**WHAT TO WORK ON:** Strip the pictures, then copy the remaining data exactly as it stands.

*** INPUT ***

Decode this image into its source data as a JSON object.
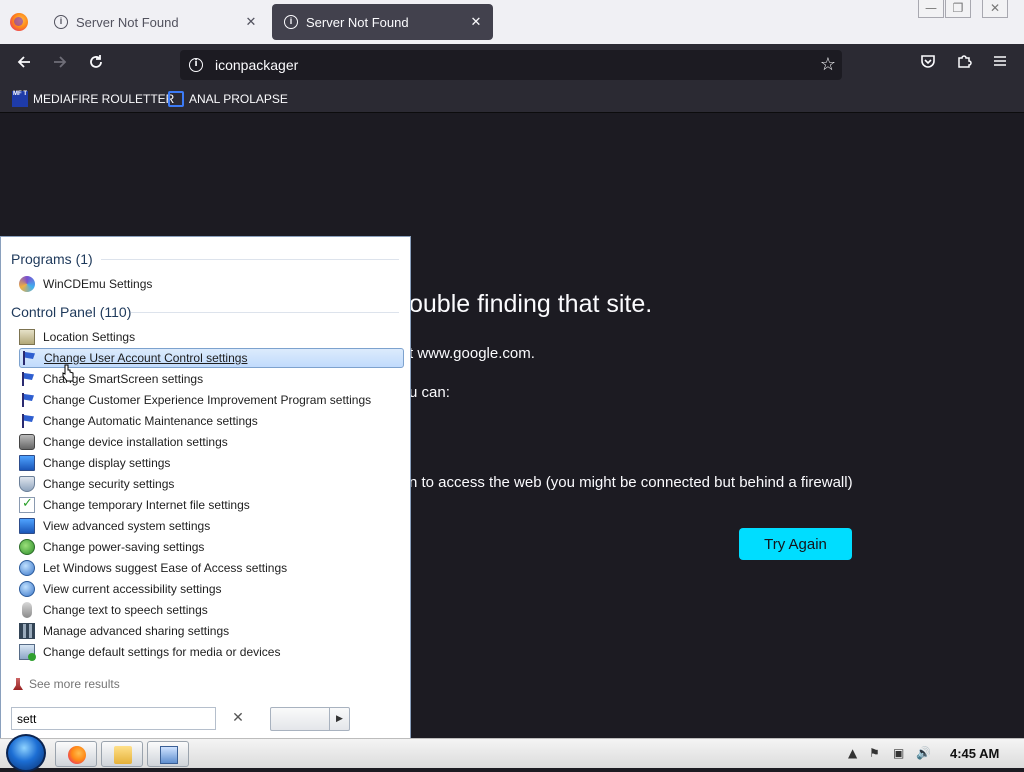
{
  "browser": {
    "tabs": [
      {
        "title": "Server Not Found",
        "close": "✕"
      },
      {
        "title": "Server Not Found",
        "close": "✕"
      }
    ],
    "url": "iconpackager",
    "bookmarks": [
      {
        "label": "MEDIAFIRE ROULETTER",
        "favicon_text": "MF T"
      },
      {
        "label": "ANAL PROLAPSE"
      }
    ],
    "window_controls": [
      "—",
      "❐",
      "✕"
    ]
  },
  "error_page": {
    "heading": "ouble finding that site.",
    "line1": "t www.google.com.",
    "line2": "u can:",
    "line3": "n to access the web (you might be connected but behind a firewall)",
    "try_again": "Try Again"
  },
  "start_menu": {
    "programs_header": "Programs (1)",
    "programs": [
      {
        "label": "WinCDEmu Settings",
        "icon": "wincdemu-icon"
      }
    ],
    "control_panel_header": "Control Panel (110)",
    "control_panel": [
      {
        "label": "Location Settings",
        "icon": "location-icon"
      },
      {
        "label": "Change User Account Control settings",
        "icon": "flag-icon",
        "selected": true
      },
      {
        "label": "Change SmartScreen settings",
        "icon": "flag-icon"
      },
      {
        "label": "Change Customer Experience Improvement Program settings",
        "icon": "flag-icon"
      },
      {
        "label": "Change Automatic Maintenance settings",
        "icon": "flag-icon"
      },
      {
        "label": "Change device installation settings",
        "icon": "camera-icon"
      },
      {
        "label": "Change display settings",
        "icon": "display-icon"
      },
      {
        "label": "Change security settings",
        "icon": "security-icon"
      },
      {
        "label": "Change temporary Internet file settings",
        "icon": "checklist-icon"
      },
      {
        "label": "View advanced system settings",
        "icon": "system-icon"
      },
      {
        "label": "Change power-saving settings",
        "icon": "power-icon"
      },
      {
        "label": "Let Windows suggest Ease of Access settings",
        "icon": "ease-of-access-icon"
      },
      {
        "label": "View current accessibility settings",
        "icon": "ease-of-access-icon"
      },
      {
        "label": "Change text to speech settings",
        "icon": "microphone-icon"
      },
      {
        "label": "Manage advanced sharing settings",
        "icon": "network-icon"
      },
      {
        "label": "Change default settings for media or devices",
        "icon": "media-icon"
      }
    ],
    "see_more": "See more results",
    "search_value": "sett",
    "clear": "✕",
    "shutdown_arrow": "▶"
  },
  "taskbar": {
    "clock": "4:45 AM",
    "tray_icons": [
      "▲",
      "⚑",
      "▣",
      "🔊"
    ]
  }
}
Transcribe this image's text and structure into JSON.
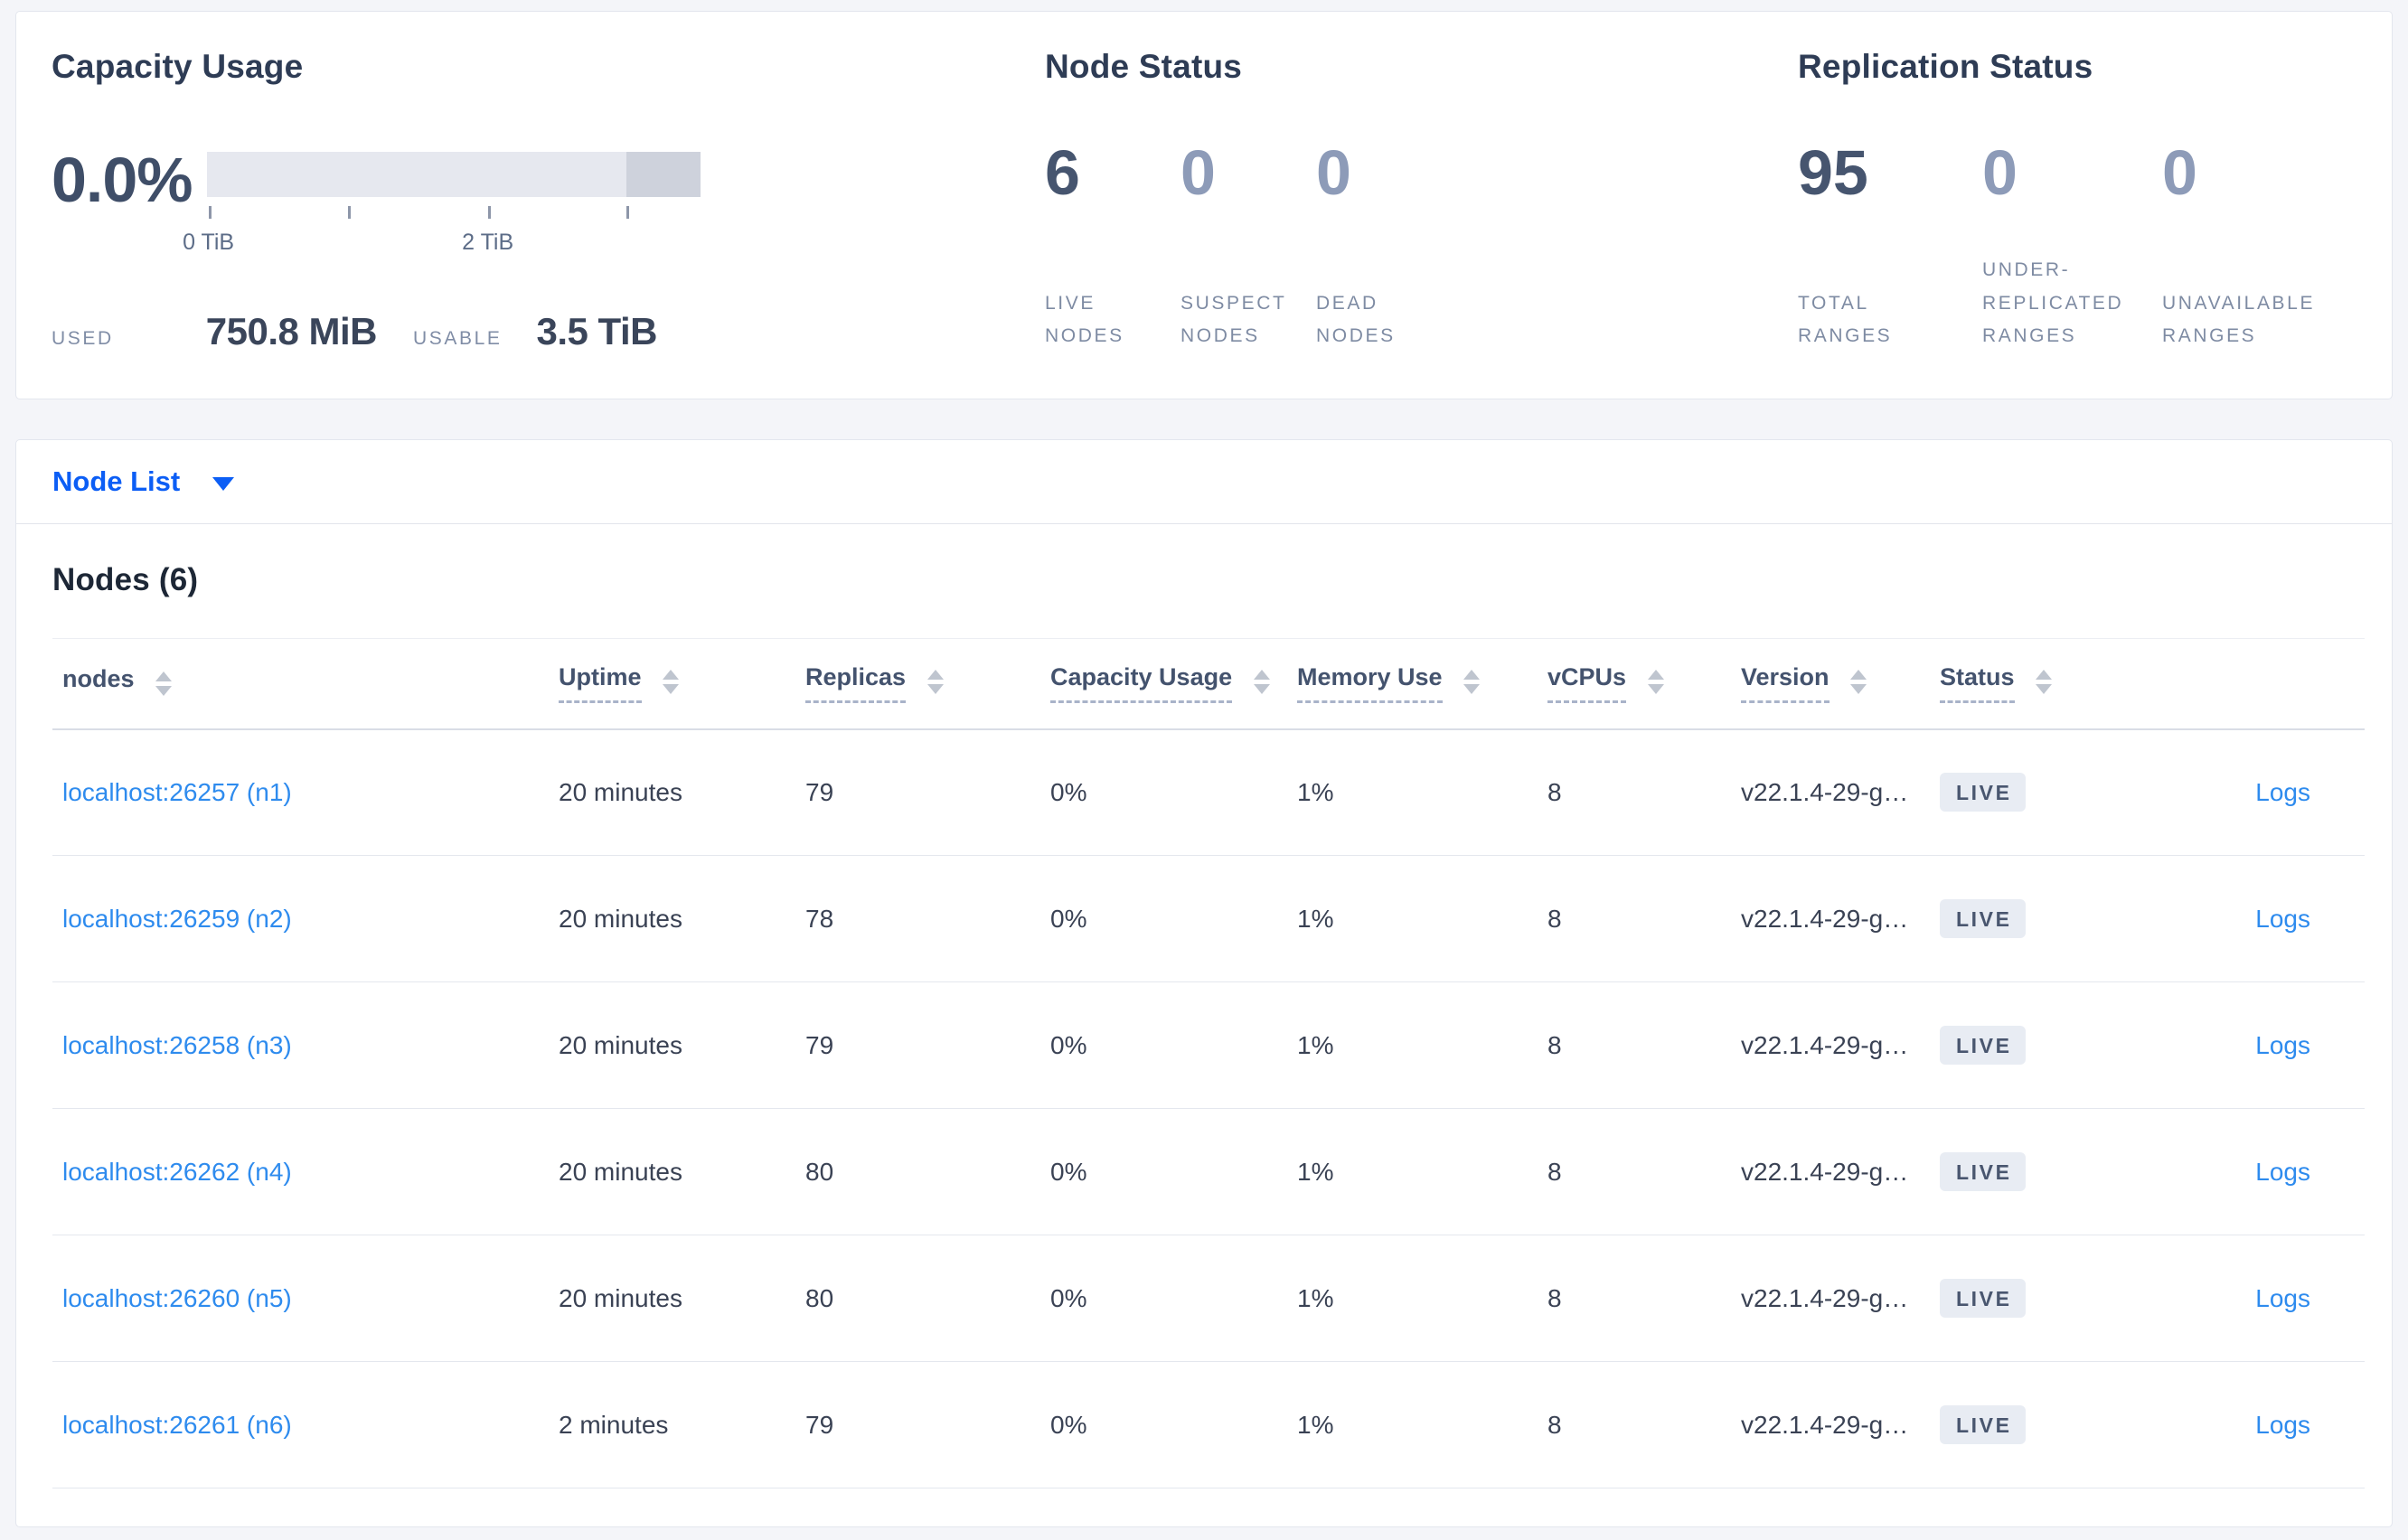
{
  "colors": {
    "accent_blue": "#0c5ef5",
    "link_blue": "#2e8bee",
    "page_bg": "#f4f5f9",
    "badge_bg": "#e8ecf3",
    "bar_light": "#e6e8ef",
    "bar_dark": "#ced2dc"
  },
  "capacity": {
    "title": "Capacity Usage",
    "percent": "0.0%",
    "axis": {
      "tick0_label": "0 TiB",
      "tick2_label": "2 TiB"
    },
    "used_label": "USED",
    "used_value": "750.8 MiB",
    "usable_label": "USABLE",
    "usable_value": "3.5 TiB"
  },
  "node_status": {
    "title": "Node Status",
    "stats": [
      {
        "value": "6",
        "label": "LIVE NODES"
      },
      {
        "value": "0",
        "label": "SUSPECT NODES"
      },
      {
        "value": "0",
        "label": "DEAD NODES"
      }
    ]
  },
  "replication_status": {
    "title": "Replication Status",
    "stats": [
      {
        "value": "95",
        "label": "TOTAL RANGES"
      },
      {
        "value": "0",
        "label": "UNDER-REPLICATED RANGES"
      },
      {
        "value": "0",
        "label": "UNAVAILABLE RANGES"
      }
    ]
  },
  "node_list": {
    "selector_label": "Node List",
    "heading": "Nodes (6)",
    "columns": [
      "nodes",
      "Uptime",
      "Replicas",
      "Capacity Usage",
      "Memory Use",
      "vCPUs",
      "Version",
      "Status"
    ],
    "rows": [
      {
        "node": "localhost:26257 (n1)",
        "uptime": "20 minutes",
        "replicas": "79",
        "capacity": "0%",
        "memory": "1%",
        "vcpus": "8",
        "version": "v22.1.4-29-g…",
        "status": "LIVE",
        "logs": "Logs"
      },
      {
        "node": "localhost:26259 (n2)",
        "uptime": "20 minutes",
        "replicas": "78",
        "capacity": "0%",
        "memory": "1%",
        "vcpus": "8",
        "version": "v22.1.4-29-g…",
        "status": "LIVE",
        "logs": "Logs"
      },
      {
        "node": "localhost:26258 (n3)",
        "uptime": "20 minutes",
        "replicas": "79",
        "capacity": "0%",
        "memory": "1%",
        "vcpus": "8",
        "version": "v22.1.4-29-g…",
        "status": "LIVE",
        "logs": "Logs"
      },
      {
        "node": "localhost:26262 (n4)",
        "uptime": "20 minutes",
        "replicas": "80",
        "capacity": "0%",
        "memory": "1%",
        "vcpus": "8",
        "version": "v22.1.4-29-g…",
        "status": "LIVE",
        "logs": "Logs"
      },
      {
        "node": "localhost:26260 (n5)",
        "uptime": "20 minutes",
        "replicas": "80",
        "capacity": "0%",
        "memory": "1%",
        "vcpus": "8",
        "version": "v22.1.4-29-g…",
        "status": "LIVE",
        "logs": "Logs"
      },
      {
        "node": "localhost:26261 (n6)",
        "uptime": "2 minutes",
        "replicas": "79",
        "capacity": "0%",
        "memory": "1%",
        "vcpus": "8",
        "version": "v22.1.4-29-g…",
        "status": "LIVE",
        "logs": "Logs"
      }
    ]
  }
}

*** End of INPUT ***

**COMPLETED EXERCISE:**
Decode this image into its source data as a JSON object.
{
  "browser": {
    "tabs": [
      {
        "title": "Server Not Found",
        "close": "✕"
      },
      {
        "title": "Server Not Found",
        "close": "✕"
      }
    ],
    "url": "iconpackager",
    "bookmarks": [
      {
        "label": "MEDIAFIRE ROULETTER",
        "favicon_text": "MF T"
      },
      {
        "label": "ANAL PROLAPSE"
      }
    ],
    "window_controls": [
      "—",
      "❐",
      "✕"
    ]
  },
  "error_page": {
    "heading": "ouble finding that site.",
    "line1": "t www.google.com.",
    "line2": "u can:",
    "line3": "n to access the web (you might be connected but behind a firewall)",
    "try_again": "Try Again"
  },
  "start_menu": {
    "programs_header": "Programs (1)",
    "programs": [
      {
        "label": "WinCDEmu Settings",
        "icon": "wincdemu-icon"
      }
    ],
    "control_panel_header": "Control Panel (110)",
    "control_panel": [
      {
        "label": "Location Settings",
        "icon": "location-icon"
      },
      {
        "label": "Change User Account Control settings",
        "icon": "flag-icon",
        "selected": true
      },
      {
        "label": "Change SmartScreen settings",
        "icon": "flag-icon"
      },
      {
        "label": "Change Customer Experience Improvement Program settings",
        "icon": "flag-icon"
      },
      {
        "label": "Change Automatic Maintenance settings",
        "icon": "flag-icon"
      },
      {
        "label": "Change device installation settings",
        "icon": "camera-icon"
      },
      {
        "label": "Change display settings",
        "icon": "display-icon"
      },
      {
        "label": "Change security settings",
        "icon": "security-icon"
      },
      {
        "label": "Change temporary Internet file settings",
        "icon": "checklist-icon"
      },
      {
        "label": "View advanced system settings",
        "icon": "system-icon"
      },
      {
        "label": "Change power-saving settings",
        "icon": "power-icon"
      },
      {
        "label": "Let Windows suggest Ease of Access settings",
        "icon": "ease-of-access-icon"
      },
      {
        "label": "View current accessibility settings",
        "icon": "ease-of-access-icon"
      },
      {
        "label": "Change text to speech settings",
        "icon": "microphone-icon"
      },
      {
        "label": "Manage advanced sharing settings",
        "icon": "network-icon"
      },
      {
        "label": "Change default settings for media or devices",
        "icon": "media-icon"
      }
    ],
    "see_more": "See more results",
    "search_value": "sett",
    "clear": "✕",
    "shutdown_arrow": "▶"
  },
  "taskbar": {
    "clock": "4:45 AM",
    "tray_icons": [
      "▲",
      "⚑",
      "▣",
      "🔊"
    ]
  }
}
Transcribe this image's text and structure into JSON.
{
  "colors": {
    "accent_blue": "#0c5ef5",
    "link_blue": "#2e8bee",
    "page_bg": "#f4f5f9",
    "badge_bg": "#e8ecf3",
    "bar_light": "#e6e8ef",
    "bar_dark": "#ced2dc"
  },
  "capacity": {
    "title": "Capacity Usage",
    "percent": "0.0%",
    "axis": {
      "tick0_label": "0 TiB",
      "tick2_label": "2 TiB"
    },
    "used_label": "USED",
    "used_value": "750.8 MiB",
    "usable_label": "USABLE",
    "usable_value": "3.5 TiB"
  },
  "node_status": {
    "title": "Node Status",
    "stats": [
      {
        "value": "6",
        "label": "LIVE NODES"
      },
      {
        "value": "0",
        "label": "SUSPECT NODES"
      },
      {
        "value": "0",
        "label": "DEAD NODES"
      }
    ]
  },
  "replication_status": {
    "title": "Replication Status",
    "stats": [
      {
        "value": "95",
        "label": "TOTAL RANGES"
      },
      {
        "value": "0",
        "label": "UNDER-REPLICATED RANGES"
      },
      {
        "value": "0",
        "label": "UNAVAILABLE RANGES"
      }
    ]
  },
  "node_list": {
    "selector_label": "Node List",
    "heading": "Nodes (6)",
    "columns": [
      "nodes",
      "Uptime",
      "Replicas",
      "Capacity Usage",
      "Memory Use",
      "vCPUs",
      "Version",
      "Status"
    ],
    "rows": [
      {
        "node": "localhost:26257 (n1)",
        "uptime": "20 minutes",
        "replicas": "79",
        "capacity": "0%",
        "memory": "1%",
        "vcpus": "8",
        "version": "v22.1.4-29-g…",
        "status": "LIVE",
        "logs": "Logs"
      },
      {
        "node": "localhost:26259 (n2)",
        "uptime": "20 minutes",
        "replicas": "78",
        "capacity": "0%",
        "memory": "1%",
        "vcpus": "8",
        "version": "v22.1.4-29-g…",
        "status": "LIVE",
        "logs": "Logs"
      },
      {
        "node": "localhost:26258 (n3)",
        "uptime": "20 minutes",
        "replicas": "79",
        "capacity": "0%",
        "memory": "1%",
        "vcpus": "8",
        "version": "v22.1.4-29-g…",
        "status": "LIVE",
        "logs": "Logs"
      },
      {
        "node": "localhost:26262 (n4)",
        "uptime": "20 minutes",
        "replicas": "80",
        "capacity": "0%",
        "memory": "1%",
        "vcpus": "8",
        "version": "v22.1.4-29-g…",
        "status": "LIVE",
        "logs": "Logs"
      },
      {
        "node": "localhost:26260 (n5)",
        "uptime": "20 minutes",
        "replicas": "80",
        "capacity": "0%",
        "memory": "1%",
        "vcpus": "8",
        "version": "v22.1.4-29-g…",
        "status": "LIVE",
        "logs": "Logs"
      },
      {
        "node": "localhost:26261 (n6)",
        "uptime": "2 minutes",
        "replicas": "79",
        "capacity": "0%",
        "memory": "1%",
        "vcpus": "8",
        "version": "v22.1.4-29-g…",
        "status": "LIVE",
        "logs": "Logs"
      }
    ]
  }
}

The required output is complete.